Tuesday March 31, 2015
Picture this: an employee stands up at a company meeting. He has had an idea which, in his mind, could revolutionise the way the company does business. He begins…
‘So, you’re probably all completely uninterested in what I’m about to say and even those of you who are paying attention are probably mentally planning tonight’s dinner. To be honest, my idea is just a little thought that crossed my mind and it’s not the most important thing in the world. In fact, here’s a copy of today’s Metro to take your minds off what I’m about to say…’
Sound ridiculous? Believe it or not, there are many people who essentially, speak in this way. We just don’t know we’re doing it. Whilst we may not literally pass round newspapers as an alternative to listening, we often forget that our communicative style strongly influences the impact of our argument. Let it be known that you doubt others’ interest in what you’re saying, and you may as well be speaking from beneath the table.
It’s easy to negate your opinion before beginning, excusing yourself from what you’re about to say, because ‘it’s only a minor point’ and you assume others won’t want to listen. In reality, when speaking in such a way, you’ll not only falter and fail to deliver with confidence and conviction, but simultaneously, people will have switched their focus elsewhere before you’ve made your point.

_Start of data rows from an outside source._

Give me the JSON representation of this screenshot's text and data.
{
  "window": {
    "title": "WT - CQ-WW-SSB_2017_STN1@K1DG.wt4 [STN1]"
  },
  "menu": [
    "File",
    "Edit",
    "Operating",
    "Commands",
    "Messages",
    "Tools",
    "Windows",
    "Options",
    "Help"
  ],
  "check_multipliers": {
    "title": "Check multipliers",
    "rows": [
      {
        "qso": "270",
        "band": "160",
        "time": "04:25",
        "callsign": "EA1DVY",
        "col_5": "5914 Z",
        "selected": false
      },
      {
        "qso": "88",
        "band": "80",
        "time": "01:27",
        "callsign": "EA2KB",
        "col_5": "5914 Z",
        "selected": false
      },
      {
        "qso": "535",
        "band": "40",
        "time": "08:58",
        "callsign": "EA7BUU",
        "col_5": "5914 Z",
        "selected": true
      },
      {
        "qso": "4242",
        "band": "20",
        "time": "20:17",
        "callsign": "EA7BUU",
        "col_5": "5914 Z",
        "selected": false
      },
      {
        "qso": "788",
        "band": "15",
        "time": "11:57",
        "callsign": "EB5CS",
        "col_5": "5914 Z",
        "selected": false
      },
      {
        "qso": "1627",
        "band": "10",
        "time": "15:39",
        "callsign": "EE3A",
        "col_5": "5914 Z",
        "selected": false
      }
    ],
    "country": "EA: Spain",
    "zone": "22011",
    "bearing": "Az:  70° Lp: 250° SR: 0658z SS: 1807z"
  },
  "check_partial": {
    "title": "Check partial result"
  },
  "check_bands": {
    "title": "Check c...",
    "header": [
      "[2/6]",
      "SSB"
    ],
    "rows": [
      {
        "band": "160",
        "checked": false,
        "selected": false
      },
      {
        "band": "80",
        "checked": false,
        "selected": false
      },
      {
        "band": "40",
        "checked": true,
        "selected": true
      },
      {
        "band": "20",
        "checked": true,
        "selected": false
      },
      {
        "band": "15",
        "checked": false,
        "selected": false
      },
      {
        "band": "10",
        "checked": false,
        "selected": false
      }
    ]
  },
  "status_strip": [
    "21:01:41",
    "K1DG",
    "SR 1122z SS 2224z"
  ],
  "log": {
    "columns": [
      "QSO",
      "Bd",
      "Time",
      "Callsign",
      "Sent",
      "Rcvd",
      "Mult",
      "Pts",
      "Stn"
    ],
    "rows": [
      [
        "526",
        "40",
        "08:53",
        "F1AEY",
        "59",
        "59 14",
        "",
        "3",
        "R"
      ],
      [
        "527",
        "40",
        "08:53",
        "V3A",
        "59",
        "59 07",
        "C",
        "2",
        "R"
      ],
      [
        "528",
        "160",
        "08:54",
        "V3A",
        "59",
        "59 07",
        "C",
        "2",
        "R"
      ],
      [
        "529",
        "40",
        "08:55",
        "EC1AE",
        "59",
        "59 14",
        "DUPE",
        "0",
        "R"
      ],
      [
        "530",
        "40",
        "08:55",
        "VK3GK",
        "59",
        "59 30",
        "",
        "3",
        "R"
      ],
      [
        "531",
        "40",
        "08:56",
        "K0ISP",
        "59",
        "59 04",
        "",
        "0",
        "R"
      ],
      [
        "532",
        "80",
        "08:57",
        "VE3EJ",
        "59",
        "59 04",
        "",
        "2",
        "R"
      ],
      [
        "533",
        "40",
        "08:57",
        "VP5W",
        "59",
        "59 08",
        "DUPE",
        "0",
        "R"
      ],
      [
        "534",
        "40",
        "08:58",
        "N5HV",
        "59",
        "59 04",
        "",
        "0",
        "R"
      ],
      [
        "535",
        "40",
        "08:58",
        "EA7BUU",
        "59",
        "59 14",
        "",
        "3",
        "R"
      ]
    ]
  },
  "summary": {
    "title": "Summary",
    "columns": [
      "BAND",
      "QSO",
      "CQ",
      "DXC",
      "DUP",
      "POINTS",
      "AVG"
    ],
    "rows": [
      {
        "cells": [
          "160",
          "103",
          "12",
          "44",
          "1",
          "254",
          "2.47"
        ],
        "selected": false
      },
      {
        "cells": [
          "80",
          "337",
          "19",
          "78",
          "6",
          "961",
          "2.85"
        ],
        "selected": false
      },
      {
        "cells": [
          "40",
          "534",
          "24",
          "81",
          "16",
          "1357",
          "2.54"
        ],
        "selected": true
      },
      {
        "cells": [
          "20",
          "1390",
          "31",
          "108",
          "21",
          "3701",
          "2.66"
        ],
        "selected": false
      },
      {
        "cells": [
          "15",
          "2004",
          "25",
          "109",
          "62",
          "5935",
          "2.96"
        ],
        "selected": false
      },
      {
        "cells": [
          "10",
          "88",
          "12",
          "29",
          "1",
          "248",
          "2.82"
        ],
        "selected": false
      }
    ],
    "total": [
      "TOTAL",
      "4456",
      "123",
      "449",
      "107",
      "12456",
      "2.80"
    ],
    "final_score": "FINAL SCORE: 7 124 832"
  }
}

In his piece for Harvard Business Review ‘7 Ways to Capture Someone’s Attention’, Ben Parr comments, “Attention is the most important currency that anybody can give you…Steve Rubel of Edelman once told me. “It’s worth more than money, possessions or things.””. This is why it is important to realise the value of effective delivery and not be tempted to weaken your own case simply to please others. Instead, by communicating the crux of your subject swiftly and succinctly whilst recognising that your opinion does matter, you’ll cut through self-doubt and give yourself a voice. As a result your audience are more likely to sit up and listen and they’ll respect you for bringing something new to the table.
Next time you want to speak up, ask yourself: Am I bringing my case to the table or speaking from beneath it?